  • Paraconical pendulum was invented around 1950s by Maurice Allais a French researcher. During the 1950s, Maurice Allais conducted six marathon series of long - term
  • prescriptive, but also as a descriptive model, despite powerful criticism from Maurice Allais and Daniel Ellsberg who showed that, in certain choice problems, decisions
  • studying at the Ecole centrale des arts et manufactures in 1882. With Alphonse Allais Donnay started by writing material for the celebrated cabaret le Chat noir
  • Much of neo - Keynesian economic theory was developed by John Hicks and Maurice Allais and popularized by the mathematical economist Paul Samuelson. The process
  • Henri Becquerel, X1872 Maurice Allais X1931 Jean Tirole Nobel Foundation. 2014 - 10 - 13. Retrieved 2014 - 10 - 13. Maurice Allais Currilculum Vitae Nobel
  • Economique ENSAE in Paris, Malinvaud was a student of Maurice Allais In 1950, Malinvaud left Allais to join the Cowles Commission in the United States.
  • the two set the matter to rest in a joint article, conceding that Maurice Allais had developed the same model in 1947. Suppose an individual receives

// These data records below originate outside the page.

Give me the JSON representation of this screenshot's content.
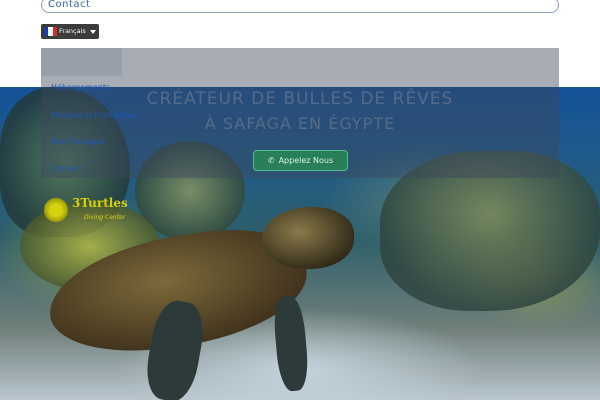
{
  "header": {
    "contact_link": "Contact",
    "language": {
      "label": "Français",
      "flag_colors": [
        "#1b3f9a",
        "#ffffff",
        "#d42b2b"
      ]
    }
  },
  "nav": {
    "items": [
      {
        "label": "Hébergements"
      },
      {
        "label": "Plongée & Formations"
      },
      {
        "label": "Nos Packages"
      },
      {
        "label": "Contact"
      }
    ]
  },
  "hero": {
    "title_line1": "CRÉATEUR DE BULLES DE RÊVES",
    "title_line2": "À SAFAGA EN ÉGYPTE",
    "call_button": "Appelez Nous",
    "call_icon": "phone-icon"
  },
  "logo": {
    "name": "3Turtles",
    "tagline": "Diving Center"
  },
  "colors": {
    "accent_green": "#2a7f5b",
    "nav_link": "#1d56b5",
    "logo_yellow": "#d6d10f"
  }
}
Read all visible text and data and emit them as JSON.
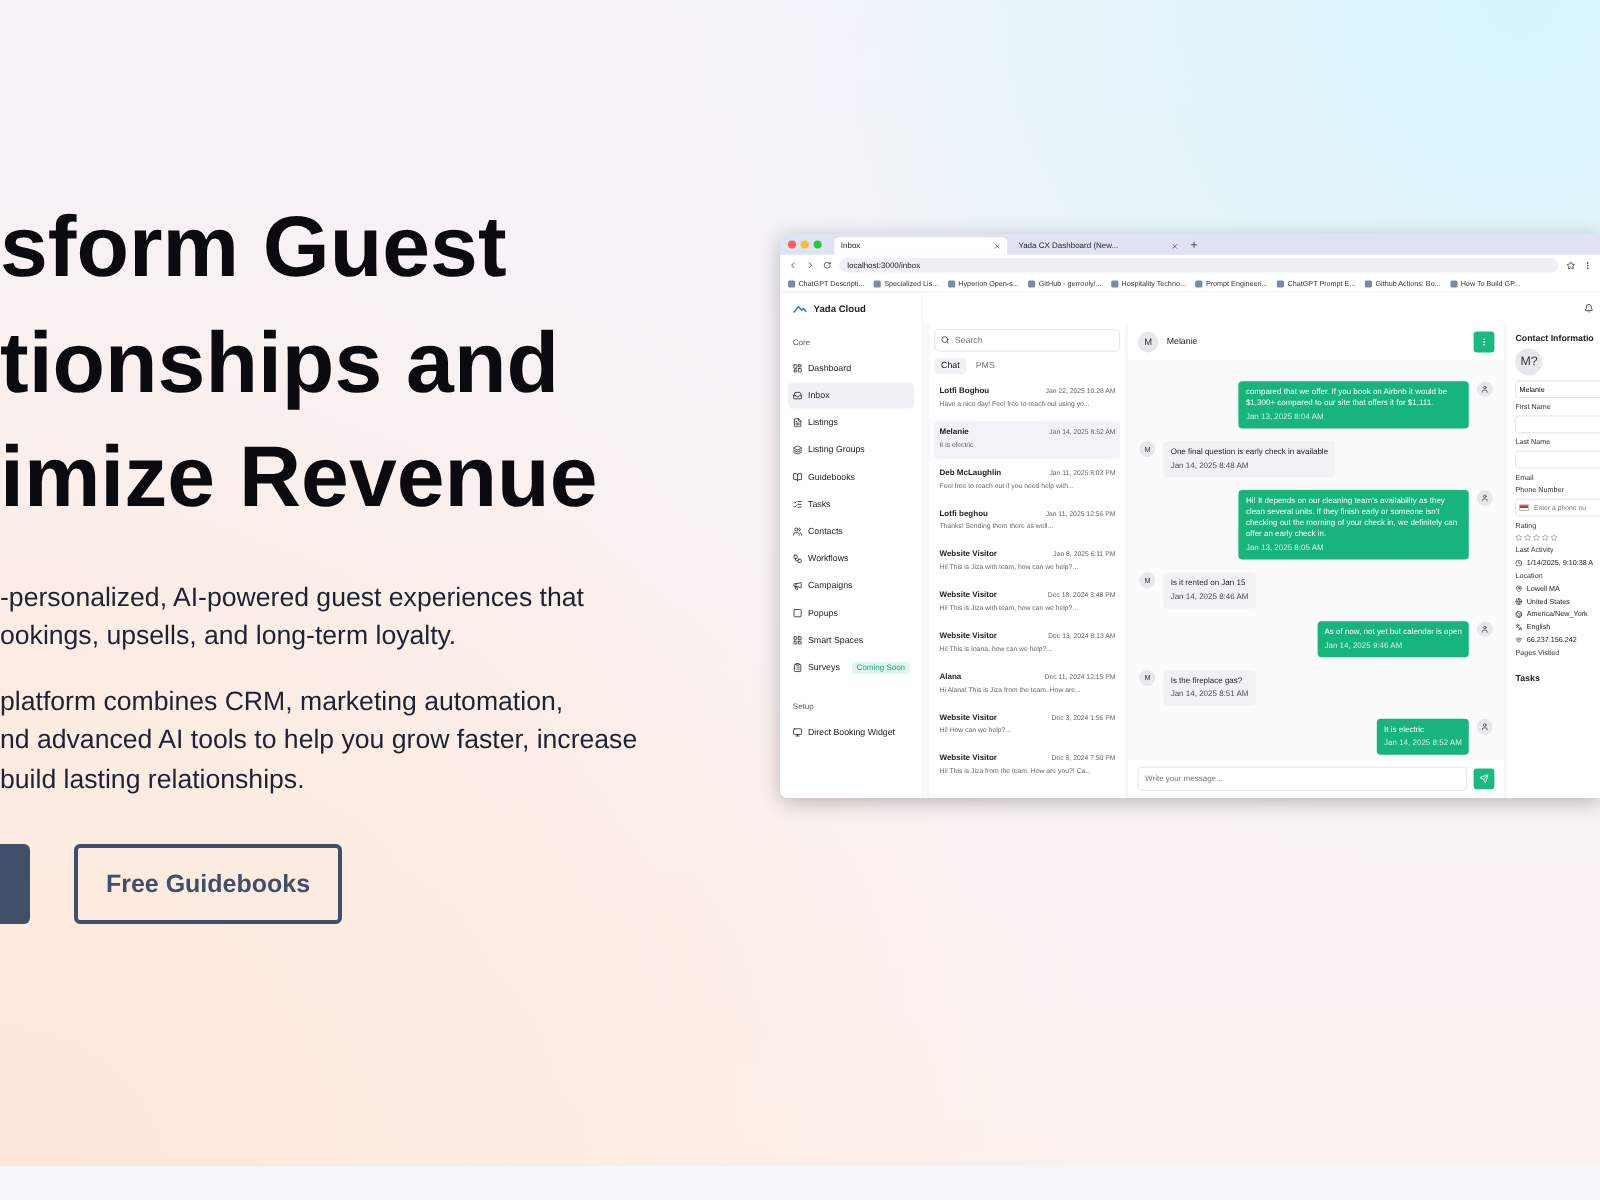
{
  "hero": {
    "heading_lines": [
      "sform Guest",
      "tionships and",
      "imize Revenue"
    ],
    "paragraphs": [
      [
        "-personalized, AI-powered guest experiences that",
        "ookings, upsells, and long-term loyalty."
      ],
      [
        "platform combines CRM, marketing automation,",
        "nd advanced AI tools to help you grow faster, increase",
        "build lasting relationships."
      ]
    ],
    "buttons": [
      {
        "kind": "primary"
      },
      {
        "kind": "outline",
        "label": "Free Guidebooks"
      }
    ]
  },
  "browser": {
    "tabs": [
      {
        "title": "Inbox",
        "selected": true
      },
      {
        "title": "Yada CX Dashboard (New...",
        "selected": false
      }
    ],
    "address": "localhost:3000/inbox",
    "bookmarks": [
      "ChatGPT Descripti...",
      "Specialized Lis...",
      "Hyperion Open-s...",
      "GitHub - gerrooly/...",
      "Hospitality Techno...",
      "Prompt Engineeri...",
      "ChatGPT Prompt E...",
      "Github Actions: Bo...",
      "How To Build GP..."
    ]
  },
  "app": {
    "brand": "Yada Cloud",
    "sidebar": {
      "sections": [
        {
          "title": "Core",
          "items": [
            {
              "label": "Dashboard",
              "selected": false
            },
            {
              "label": "Inbox",
              "selected": true
            },
            {
              "label": "Listings",
              "selected": false
            },
            {
              "label": "Listing Groups",
              "selected": false
            },
            {
              "label": "Guidebooks",
              "selected": false
            },
            {
              "label": "Tasks",
              "selected": false
            },
            {
              "label": "Contacts",
              "selected": false
            },
            {
              "label": "Workflows",
              "selected": false
            },
            {
              "label": "Campaigns",
              "selected": false
            },
            {
              "label": "Popups",
              "selected": false
            },
            {
              "label": "Smart Spaces",
              "selected": false
            },
            {
              "label": "Surveys",
              "selected": false,
              "badge": "Coming Soon"
            }
          ]
        },
        {
          "title": "Setup",
          "items": [
            {
              "label": "Direct Booking Widget",
              "selected": false
            }
          ]
        }
      ]
    },
    "inbox": {
      "search_placeholder": "Search",
      "tabs": [
        {
          "label": "Chat",
          "selected": true
        },
        {
          "label": "PMS",
          "selected": false
        }
      ],
      "conversations": [
        {
          "name": "Lotfi Boghou",
          "time": "Jan 22, 2025 10:28 AM",
          "preview": "Have a nice day! Feel free to reach out using yo...",
          "selected": false
        },
        {
          "name": "Melanie",
          "time": "Jan 14, 2025 8:52 AM",
          "preview": "It is electric",
          "selected": true
        },
        {
          "name": "Deb McLaughlin",
          "time": "Jan 11, 2025 8:03 PM",
          "preview": "Feel free to reach out if you need help with...",
          "selected": false
        },
        {
          "name": "Lotfi beghou",
          "time": "Jan 11, 2025 12:56 PM",
          "preview": "Thanks! Sending them there as well...",
          "selected": false
        },
        {
          "name": "Website Visitor",
          "time": "Jan 8, 2025 6:11 PM",
          "preview": "Hi! This is Jiza with team, how can we help?...",
          "selected": false
        },
        {
          "name": "Website Visitor",
          "time": "Dec 18, 2024 3:48 PM",
          "preview": "Hi! This is Jiza with team, how can we help?...",
          "selected": false
        },
        {
          "name": "Website Visitor",
          "time": "Dec 13, 2024 8:13 AM",
          "preview": "Hi! This is Ioana, how can we help?...",
          "selected": false
        },
        {
          "name": "Alana",
          "time": "Dec 11, 2024 12:15 PM",
          "preview": "Hi Alana! This is Jiza from the team. How are...",
          "selected": false
        },
        {
          "name": "Website Visitor",
          "time": "Dec 3, 2024 1:56 PM",
          "preview": "Hi! How can we help?...",
          "selected": false
        },
        {
          "name": "Website Visitor",
          "time": "Dec 8, 2024 7:50 PM",
          "preview": "Hi! This is Jiza from the team. How are you?! Ca...",
          "selected": false
        }
      ]
    },
    "chat": {
      "avatar": "M",
      "name": "Melanie",
      "input_placeholder": "Write your message...",
      "messages": [
        {
          "kind": "outgoing",
          "text": "compared that we offer. If you book on Airbnb it would be $1,300+ compared to our site that offers it for $1,111.",
          "time": "Jan 13, 2025 8:04 AM"
        },
        {
          "kind": "incoming",
          "avatar": "M",
          "text": "One final question is early check in available",
          "time": "Jan 14, 2025 8:48 AM"
        },
        {
          "kind": "outgoing",
          "text": "Hi! It depends on our cleaning team's availability as they clean several units. If they finish early or someone isn't checking out the morning of your check in, we definitely can offer an early check in.",
          "time": "Jan 13, 2025 8:05 AM"
        },
        {
          "kind": "incoming",
          "avatar": "M",
          "text": "Is it rented on Jan 15",
          "time": "Jan 14, 2025 8:46 AM"
        },
        {
          "kind": "outgoing",
          "text": "As of now, not yet but calendar is open",
          "time": "Jan 14, 2025 9:46 AM"
        },
        {
          "kind": "incoming",
          "avatar": "M",
          "text": "Is the fireplace gas?",
          "time": "Jan 14, 2025 8:51 AM"
        },
        {
          "kind": "outgoing",
          "text": "It is electric",
          "time": "Jan 14, 2025 8:52 AM"
        }
      ]
    },
    "contact": {
      "title": "Contact Informatio",
      "avatar": "M?",
      "items": [
        {
          "kind": "field",
          "value": "Melanie"
        },
        {
          "kind": "label",
          "text": "First Name"
        },
        {
          "kind": "field",
          "value": ""
        },
        {
          "kind": "label",
          "text": "Last Name"
        },
        {
          "kind": "field",
          "value": ""
        },
        {
          "kind": "label",
          "text": "Email"
        },
        {
          "kind": "label",
          "text": "Phone Number"
        },
        {
          "kind": "phone",
          "placeholder": "Enter a phone nu"
        },
        {
          "kind": "label",
          "text": "Rating"
        },
        {
          "kind": "stars",
          "stars": 0
        },
        {
          "kind": "label",
          "text": "Last Activity"
        },
        {
          "kind": "info",
          "text": "1/14/2025, 9:10:38 A"
        },
        {
          "kind": "label",
          "text": "Location"
        },
        {
          "kind": "info",
          "text": "Lowell MA"
        },
        {
          "kind": "info",
          "text": "United States"
        },
        {
          "kind": "info",
          "text": "America/New_York"
        },
        {
          "kind": "info",
          "text": "English"
        },
        {
          "kind": "info",
          "text": "66.237.156.242"
        },
        {
          "kind": "label",
          "text": "Pages Visited"
        }
      ],
      "tasks_title": "Tasks"
    }
  }
}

  • than the resolution with which the measurements were recorded. Though Maurice Allais and James DeMeo do not accept Shankland s refutation and hold to the